In an interview with the Russian TV channel Russia Today, recorded on March 15 and broadcast this week, the president denied reports that he was grooming his son or anyone else as a leader-in-waiting:
“To be honest, I never think in these terms. I swore that I will never hand over power to my relatives, to my in-laws or children. It’s out of the question,” he said.
Lukashenko denied being aware of the German foreign minister’s sexual orientation when he said he would rather be a dictator than gay in what was seen as a scornful comment about Guido Westerwelle.
But there was little sign of remorse: “I forgive women for their lesbianism,” he said. “But I will never in my lifetime forgive men for being gay… A woman becomes a lesbian only if we men are so wretched.”

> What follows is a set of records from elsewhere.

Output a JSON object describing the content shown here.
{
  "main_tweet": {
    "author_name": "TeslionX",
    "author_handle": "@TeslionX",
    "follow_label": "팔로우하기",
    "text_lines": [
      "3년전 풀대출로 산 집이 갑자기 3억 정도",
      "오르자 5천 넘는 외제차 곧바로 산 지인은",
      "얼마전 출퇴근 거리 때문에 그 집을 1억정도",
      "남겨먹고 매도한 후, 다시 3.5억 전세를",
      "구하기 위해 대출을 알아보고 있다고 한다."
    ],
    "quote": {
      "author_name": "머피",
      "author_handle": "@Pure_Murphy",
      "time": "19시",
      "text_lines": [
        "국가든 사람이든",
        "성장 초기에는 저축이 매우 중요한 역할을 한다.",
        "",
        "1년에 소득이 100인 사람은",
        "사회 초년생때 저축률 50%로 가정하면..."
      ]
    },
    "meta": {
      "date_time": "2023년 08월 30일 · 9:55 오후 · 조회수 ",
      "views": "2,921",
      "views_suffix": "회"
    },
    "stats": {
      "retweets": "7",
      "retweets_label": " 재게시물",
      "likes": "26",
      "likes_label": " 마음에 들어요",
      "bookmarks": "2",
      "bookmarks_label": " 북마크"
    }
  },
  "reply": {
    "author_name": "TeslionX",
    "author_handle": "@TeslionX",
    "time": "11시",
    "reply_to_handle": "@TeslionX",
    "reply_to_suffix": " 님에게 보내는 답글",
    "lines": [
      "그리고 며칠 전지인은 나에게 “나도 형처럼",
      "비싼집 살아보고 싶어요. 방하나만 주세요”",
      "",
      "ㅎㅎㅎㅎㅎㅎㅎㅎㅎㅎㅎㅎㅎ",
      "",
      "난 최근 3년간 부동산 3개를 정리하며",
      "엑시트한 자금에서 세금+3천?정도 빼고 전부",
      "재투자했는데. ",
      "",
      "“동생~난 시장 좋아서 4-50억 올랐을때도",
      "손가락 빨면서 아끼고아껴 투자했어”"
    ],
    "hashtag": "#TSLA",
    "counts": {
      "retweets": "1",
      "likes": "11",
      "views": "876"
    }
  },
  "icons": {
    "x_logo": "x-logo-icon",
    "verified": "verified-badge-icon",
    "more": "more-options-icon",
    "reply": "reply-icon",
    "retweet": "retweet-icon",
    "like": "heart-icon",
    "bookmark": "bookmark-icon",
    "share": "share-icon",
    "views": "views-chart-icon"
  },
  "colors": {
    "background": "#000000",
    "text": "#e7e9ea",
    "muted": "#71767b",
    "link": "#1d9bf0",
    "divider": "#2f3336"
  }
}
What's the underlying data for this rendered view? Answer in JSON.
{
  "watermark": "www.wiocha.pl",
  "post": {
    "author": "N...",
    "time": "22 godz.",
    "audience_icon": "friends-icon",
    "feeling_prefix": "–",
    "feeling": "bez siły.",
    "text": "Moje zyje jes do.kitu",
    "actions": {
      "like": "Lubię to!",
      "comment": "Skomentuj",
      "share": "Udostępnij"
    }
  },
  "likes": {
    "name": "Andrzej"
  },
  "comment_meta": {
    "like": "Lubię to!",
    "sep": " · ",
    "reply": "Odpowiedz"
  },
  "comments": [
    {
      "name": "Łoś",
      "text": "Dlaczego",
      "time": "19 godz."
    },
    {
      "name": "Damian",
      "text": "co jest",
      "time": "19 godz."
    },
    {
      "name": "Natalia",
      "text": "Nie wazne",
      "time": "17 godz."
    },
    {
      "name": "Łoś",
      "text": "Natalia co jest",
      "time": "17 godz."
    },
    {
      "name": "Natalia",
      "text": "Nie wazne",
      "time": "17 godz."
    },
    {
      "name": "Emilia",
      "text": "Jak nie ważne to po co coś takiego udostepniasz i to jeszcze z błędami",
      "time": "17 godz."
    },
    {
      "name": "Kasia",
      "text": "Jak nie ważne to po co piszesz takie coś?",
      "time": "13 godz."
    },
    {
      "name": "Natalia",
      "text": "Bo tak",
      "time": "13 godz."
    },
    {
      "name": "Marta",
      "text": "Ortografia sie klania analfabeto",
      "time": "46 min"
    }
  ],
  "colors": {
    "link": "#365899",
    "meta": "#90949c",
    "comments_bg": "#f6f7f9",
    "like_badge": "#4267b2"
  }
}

The Belarussian president, who is banned from travelling in the EU over alleged human rights abuses, praised the late Venezuelan leader Hugo Chavez for inspiring other left wing leaders in Latin America. Lukashenko recently visited Caracas for the funeral.